Task objective
What is needed here is an exact copy of all the entries below.

Input material
---------------

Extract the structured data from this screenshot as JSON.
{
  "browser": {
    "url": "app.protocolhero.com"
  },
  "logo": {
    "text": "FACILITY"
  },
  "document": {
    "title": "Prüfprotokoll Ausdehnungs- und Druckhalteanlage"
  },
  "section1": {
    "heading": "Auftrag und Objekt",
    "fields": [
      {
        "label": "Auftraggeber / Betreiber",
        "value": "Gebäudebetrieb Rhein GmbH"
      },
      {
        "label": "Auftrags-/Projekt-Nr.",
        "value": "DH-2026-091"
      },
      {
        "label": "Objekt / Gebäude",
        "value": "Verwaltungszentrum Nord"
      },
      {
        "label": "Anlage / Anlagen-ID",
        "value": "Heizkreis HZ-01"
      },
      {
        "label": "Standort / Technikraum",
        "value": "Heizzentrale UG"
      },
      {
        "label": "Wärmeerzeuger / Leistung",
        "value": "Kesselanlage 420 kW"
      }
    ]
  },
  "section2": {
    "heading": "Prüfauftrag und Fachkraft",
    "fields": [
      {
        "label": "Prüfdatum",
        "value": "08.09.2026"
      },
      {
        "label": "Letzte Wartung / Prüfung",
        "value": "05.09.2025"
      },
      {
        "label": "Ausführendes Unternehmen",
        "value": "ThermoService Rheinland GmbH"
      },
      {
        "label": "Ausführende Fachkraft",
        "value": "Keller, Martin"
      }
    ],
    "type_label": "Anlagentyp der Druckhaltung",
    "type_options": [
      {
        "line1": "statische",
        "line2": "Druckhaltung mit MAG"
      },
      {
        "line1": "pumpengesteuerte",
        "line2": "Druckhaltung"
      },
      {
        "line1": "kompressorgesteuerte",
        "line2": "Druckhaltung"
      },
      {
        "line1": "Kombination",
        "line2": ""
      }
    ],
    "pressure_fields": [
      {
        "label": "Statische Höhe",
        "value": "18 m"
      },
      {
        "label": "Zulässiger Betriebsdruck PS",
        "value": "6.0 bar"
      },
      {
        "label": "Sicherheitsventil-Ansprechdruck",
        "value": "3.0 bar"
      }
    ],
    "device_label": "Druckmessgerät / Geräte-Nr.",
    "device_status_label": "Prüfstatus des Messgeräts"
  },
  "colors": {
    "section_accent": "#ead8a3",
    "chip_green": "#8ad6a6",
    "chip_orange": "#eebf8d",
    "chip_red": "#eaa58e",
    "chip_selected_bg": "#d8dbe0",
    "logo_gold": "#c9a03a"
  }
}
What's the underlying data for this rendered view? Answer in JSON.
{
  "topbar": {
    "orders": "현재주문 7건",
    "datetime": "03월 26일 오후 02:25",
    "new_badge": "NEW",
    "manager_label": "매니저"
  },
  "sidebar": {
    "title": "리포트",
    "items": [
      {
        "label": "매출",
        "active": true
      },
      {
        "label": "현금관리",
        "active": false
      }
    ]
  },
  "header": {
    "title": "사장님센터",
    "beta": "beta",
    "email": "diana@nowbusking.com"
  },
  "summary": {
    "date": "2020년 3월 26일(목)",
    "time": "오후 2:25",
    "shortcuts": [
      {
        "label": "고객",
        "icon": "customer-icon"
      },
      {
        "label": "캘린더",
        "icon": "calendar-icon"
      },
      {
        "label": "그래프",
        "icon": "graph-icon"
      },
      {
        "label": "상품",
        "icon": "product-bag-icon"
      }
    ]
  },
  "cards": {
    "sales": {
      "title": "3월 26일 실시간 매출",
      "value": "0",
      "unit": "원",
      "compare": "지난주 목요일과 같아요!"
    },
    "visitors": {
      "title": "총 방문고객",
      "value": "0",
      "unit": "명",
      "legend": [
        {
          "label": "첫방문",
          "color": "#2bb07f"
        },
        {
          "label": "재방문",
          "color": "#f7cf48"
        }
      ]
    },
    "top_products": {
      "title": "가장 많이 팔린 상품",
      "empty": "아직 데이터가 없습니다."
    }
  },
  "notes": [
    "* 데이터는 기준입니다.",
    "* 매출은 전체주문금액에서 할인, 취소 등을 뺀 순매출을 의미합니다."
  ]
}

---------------

Response area
Extract the structured data from this screenshot as JSON.
{
  "browser": {
    "url": "app.protocolhero.com"
  },
  "logo": {
    "text": "FACILITY"
  },
  "document": {
    "title": "Prüfprotokoll Ausdehnungs- und Druckhalteanlage"
  },
  "section1": {
    "heading": "Auftrag und Objekt",
    "fields": [
      {
        "label": "Auftraggeber / Betreiber",
        "value": "Gebäudebetrieb Rhein GmbH"
      },
      {
        "label": "Auftrags-/Projekt-Nr.",
        "value": "DH-2026-091"
      },
      {
        "label": "Objekt / Gebäude",
        "value": "Verwaltungszentrum Nord"
      },
      {
        "label": "Anlage / Anlagen-ID",
        "value": "Heizkreis HZ-01"
      },
      {
        "label": "Standort / Technikraum",
        "value": "Heizzentrale UG"
      },
      {
        "label": "Wärmeerzeuger / Leistung",
        "value": "Kesselanlage 420 kW"
      }
    ]
  },
  "section2": {
    "heading": "Prüfauftrag und Fachkraft",
    "fields": [
      {
        "label": "Prüfdatum",
        "value": "08.09.2026"
      },
      {
        "label": "Letzte Wartung / Prüfung",
        "value": "05.09.2025"
      },
      {
        "label": "Ausführendes Unternehmen",
        "value": "ThermoService Rheinland GmbH"
      },
      {
        "label": "Ausführende Fachkraft",
        "value": "Keller, Martin"
      }
    ],
    "type_label": "Anlagentyp der Druckhaltung",
    "type_options": [
      {
        "line1": "statische",
        "line2": "Druckhaltung mit MAG"
      },
      {
        "line1": "pumpengesteuerte",
        "line2": "Druckhaltung"
      },
      {
        "line1": "kompressorgesteuerte",
        "line2": "Druckhaltung"
      },
      {
        "line1": "Kombination",
        "line2": ""
      }
    ],
    "pressure_fields": [
      {
        "label": "Statische Höhe",
        "value": "18 m"
      },
      {
        "label": "Zulässiger Betriebsdruck PS",
        "value": "6.0 bar"
      },
      {
        "label": "Sicherheitsventil-Ansprechdruck",
        "value": "3.0 bar"
      }
    ],
    "device_label": "Druckmessgerät / Geräte-Nr.",
    "device_status_label": "Prüfstatus des Messgeräts"
  },
  "colors": {
    "section_accent": "#ead8a3",
    "chip_green": "#8ad6a6",
    "chip_orange": "#eebf8d",
    "chip_red": "#eaa58e",
    "chip_selected_bg": "#d8dbe0",
    "logo_gold": "#c9a03a"
  }
}
What's the underlying data for this rendered view? Answer in JSON.
{
  "topbar": {
    "orders": "현재주문 7건",
    "datetime": "03월 26일 오후 02:25",
    "new_badge": "NEW",
    "manager_label": "매니저"
  },
  "sidebar": {
    "title": "리포트",
    "items": [
      {
        "label": "매출",
        "active": true
      },
      {
        "label": "현금관리",
        "active": false
      }
    ]
  },
  "header": {
    "title": "사장님센터",
    "beta": "beta",
    "email": "diana@nowbusking.com"
  },
  "summary": {
    "date": "2020년 3월 26일(목)",
    "time": "오후 2:25",
    "shortcuts": [
      {
        "label": "고객",
        "icon": "customer-icon"
      },
      {
        "label": "캘린더",
        "icon": "calendar-icon"
      },
      {
        "label": "그래프",
        "icon": "graph-icon"
      },
      {
        "label": "상품",
        "icon": "product-bag-icon"
      }
    ]
  },
  "cards": {
    "sales": {
      "title": "3월 26일 실시간 매출",
      "value": "0",
      "unit": "원",
      "compare": "지난주 목요일과 같아요!"
    },
    "visitors": {
      "title": "총 방문고객",
      "value": "0",
      "unit": "명",
      "legend": [
        {
          "label": "첫방문",
          "color": "#2bb07f"
        },
        {
          "label": "재방문",
          "color": "#f7cf48"
        }
      ]
    },
    "top_products": {
      "title": "가장 많이 팔린 상품",
      "empty": "아직 데이터가 없습니다."
    }
  },
  "notes": [
    "* 데이터는 기준입니다.",
    "* 매출은 전체주문금액에서 할인, 취소 등을 뺀 순매출을 의미합니다."
  ]
}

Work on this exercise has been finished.